So I’m starting to look at our next trip and am poking around online and have already encountered the exchange I hear over and over. Person A on a travel forum asks: “what do you know about this [nice] hotel?” and person B responds, “Well, I’ve never stayed there. I prefer more authenticity.”
This theme pops up over and over among travelers, the idea that the cheaper your room, the more cred you have as a real traveller. It’s more authentic, people say, closer to real life, a truer experience, not so sterile.
Well, I’ve stayed in my share of hostels, guesthouses with concrete beds and paper walls, and other budget lodgings lacking anything from hot water to AC to heat. And I’ve stayed (via Hotwire, points, or any other means I can rummage up) in posh hotels. And I have to say. When I’m far from home, figuring out my way around a foreign city, feet aching, and brain a bit tired at the end of a day, there is nothing like returning to a cushy bed, soft towels, and a shower with hot water and good pressure. And sound-proof windows. Without a halfway decent night’s sleep while traveling, nothing else matters. All the sights I came thousands of miles and spent thousands of dollars to see will blur together into a foggy string of places where I look for a place to sit down.
Yes, the guest house owners of some places we’ve stayed have been among the highlights of our travels. But others were just as anonymous as the concierge behind the desk in the sparkling lobby of the name brand hotel. Either way, I’m paying to stay in a lodging full of other people from elsewhere, staffed by locals paid to tend to me.
Unless you’re staying with friends or family (which we’ve also done!), you’re a customer. And customers in a fancy hotel who step out the door and plunge into adventure are no less of a traveller than those who toss and turn in a budget inn, kept awake all night by fire alarms and banging doors (like our stay at the Leinster Inn hostel in London nine years ago).

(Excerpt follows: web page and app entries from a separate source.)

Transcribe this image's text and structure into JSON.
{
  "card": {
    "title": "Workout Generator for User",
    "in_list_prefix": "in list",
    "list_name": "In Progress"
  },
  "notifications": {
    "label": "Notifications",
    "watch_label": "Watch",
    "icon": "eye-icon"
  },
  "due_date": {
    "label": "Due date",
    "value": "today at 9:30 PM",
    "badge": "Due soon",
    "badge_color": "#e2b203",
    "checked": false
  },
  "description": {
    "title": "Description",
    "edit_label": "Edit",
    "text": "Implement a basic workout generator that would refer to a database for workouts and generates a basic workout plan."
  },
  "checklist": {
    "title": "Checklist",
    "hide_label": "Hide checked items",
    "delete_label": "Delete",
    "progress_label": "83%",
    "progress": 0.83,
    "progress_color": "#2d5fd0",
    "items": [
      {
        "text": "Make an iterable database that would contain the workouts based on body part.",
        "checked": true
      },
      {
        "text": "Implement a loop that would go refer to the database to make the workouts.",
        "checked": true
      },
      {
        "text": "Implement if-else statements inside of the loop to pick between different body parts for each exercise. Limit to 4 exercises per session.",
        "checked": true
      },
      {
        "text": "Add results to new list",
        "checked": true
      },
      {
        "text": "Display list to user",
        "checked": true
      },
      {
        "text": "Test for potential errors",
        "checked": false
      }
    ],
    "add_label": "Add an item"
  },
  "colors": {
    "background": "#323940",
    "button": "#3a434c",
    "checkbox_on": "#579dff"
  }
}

In the end, I’m not in a city for the room. I’m there for the full experience – to see, taste, smell and otherwise immerse myself in the life of another world. A robe and slippers at the end of the day is just icing.